# Reference: authoritative reference on Gibbs and Boltzmann's entropy

Can someone reference a good, standard textbook on thermodynamics or quantum mechanics that explicitly states the formula for Gibbs and Boltzmann's entropy (or maybe Shannon as well)?

I am asking because I have seen many papers where authors use these terms interrchangably and sometimes will even say Gibbs-Boltzmann entropy so I have became very confused.

• Wrong place to ask... we recently had a post here that ended up with most people confusing these concepts, too. :-) Having said that, what's wrong with the Wikipedia entry: en.wikipedia.org/wiki/Boltzmann%27s_entropy_formula. As for Shannon... that's got nothing to do with physics proper, but you will find a lot of folks who don't grok why it's different. Commented Jul 3, 2016 at 22:42
• Cédric Villani has a very useful and physically intuitive book on entropy/irreversibility. That's about as fundamental as you will probably get... Commented Jul 5, 2016 at 1:13
• I'm not sure if I can post this as an answer since it is by no means authoritative, but a few years ago I gave a seminar (as a student) on exactly this topic: the different notions of entropy, in particular defining and explaining Boltzmann, Gibbs and Shannon entropy, and their differences. I just uploaded my seminar notes: microcanonical.com/notes_entropy_seminar.pdf I hope it's useful! I know how frustrating the literature can be on this topic. Commented Jul 10, 2016 at 12:59

## Gibbs vs Boltzmann entropies

The question was discussed by Jaynes in Gibbs vs Boltzmann entropies. American Journal of Physics, 33(5):391–398, 1965 (also availableble from here as Ref 21).

One must be careful by what we mean "Boltzmann entropy" because Boltzmann tried a lot of different things and came across various different aspects of entropy.

Boltzmann entropies

• Perhaps the most well known Boltzmann entropy is the equation $$\tag{1} S = k \log W$$ which is inscribed on his tomb. Today we understand this to represent the entropy of an isolated system with fixed energy, volume, and number of particles.

• Boltzmann also came up with the expression $$\tag{2} S = -k \sum_i p_i \log p_i$$ by discretizing the phase space of particles.

• Boltzmann obtained yet another entropy via his $$H$$ theorem: $$\tag{3} S = - \int f(v) \log f(v) dv$$ where $$f(v)$$ is the velocity distribution of a single particle in a dilute gas. As Jaynes shows, this entropy converges to the Gibbs entropy in the ideal-gas limit.

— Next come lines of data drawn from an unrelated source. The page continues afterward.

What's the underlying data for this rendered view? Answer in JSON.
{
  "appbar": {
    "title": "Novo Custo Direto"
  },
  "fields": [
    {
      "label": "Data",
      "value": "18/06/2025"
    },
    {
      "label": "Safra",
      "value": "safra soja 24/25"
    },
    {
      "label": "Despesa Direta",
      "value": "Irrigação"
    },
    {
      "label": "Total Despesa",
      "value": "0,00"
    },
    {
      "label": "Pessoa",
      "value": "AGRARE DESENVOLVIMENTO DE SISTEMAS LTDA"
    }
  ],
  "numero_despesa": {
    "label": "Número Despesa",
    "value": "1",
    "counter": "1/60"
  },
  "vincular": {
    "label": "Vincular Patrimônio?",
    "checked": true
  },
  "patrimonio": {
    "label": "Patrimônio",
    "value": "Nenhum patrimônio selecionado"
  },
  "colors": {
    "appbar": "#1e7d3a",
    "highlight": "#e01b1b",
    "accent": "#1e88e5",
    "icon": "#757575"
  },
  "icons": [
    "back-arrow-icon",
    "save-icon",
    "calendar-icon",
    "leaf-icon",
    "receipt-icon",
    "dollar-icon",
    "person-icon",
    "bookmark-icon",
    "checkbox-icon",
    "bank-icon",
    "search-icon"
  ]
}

Gibbs entropy Gibbs wrote the following equation for the entropy: $$\tag{4} \boxed{ S = - k\int \rho(\Gamma) \log \rho(\Gamma) d\Gamma }$$ where $$\Gamma = (\mathbf r_1,\cdots;\mathbf q_1,\cdots)$$ is the vector of positions and momenta of all particles and $$\rho(\Gamma) d\Gamma$$ is the $$N$$-particle probability, namely, the probability to find the microstate of the entire system in the the region $$(\Gamma,\Gamma+d\Gamma)$$ of phase space. This is the entropy of statistical mechanics.

Shannon entropy Shannon obtained the entropy of generic probability distribution $$p_i$$ as $$\tag{5} S = - \sum_i p_i \log p_i$$

Relationship between the various entropies

• Gibbs's entropy is Shannon's entropy in the continuous domain applied to the equilibrium distribution of microstates.

• Boltzmann's entropy in Eq 1 is obtained from Gibbs entropy when all microstates are equally probable (the case in an isolated system, i.e., a microcanonical ensemble).

• Boltzmann's Eq 2 is analogous to the Gibbs/Shannon entropy.

• Boltzmann's entropy in Eq 3 represents thermodynamic entropy only in the ideal-gas limit (no inter-molecular forces, i.e., no correlation between states of particles).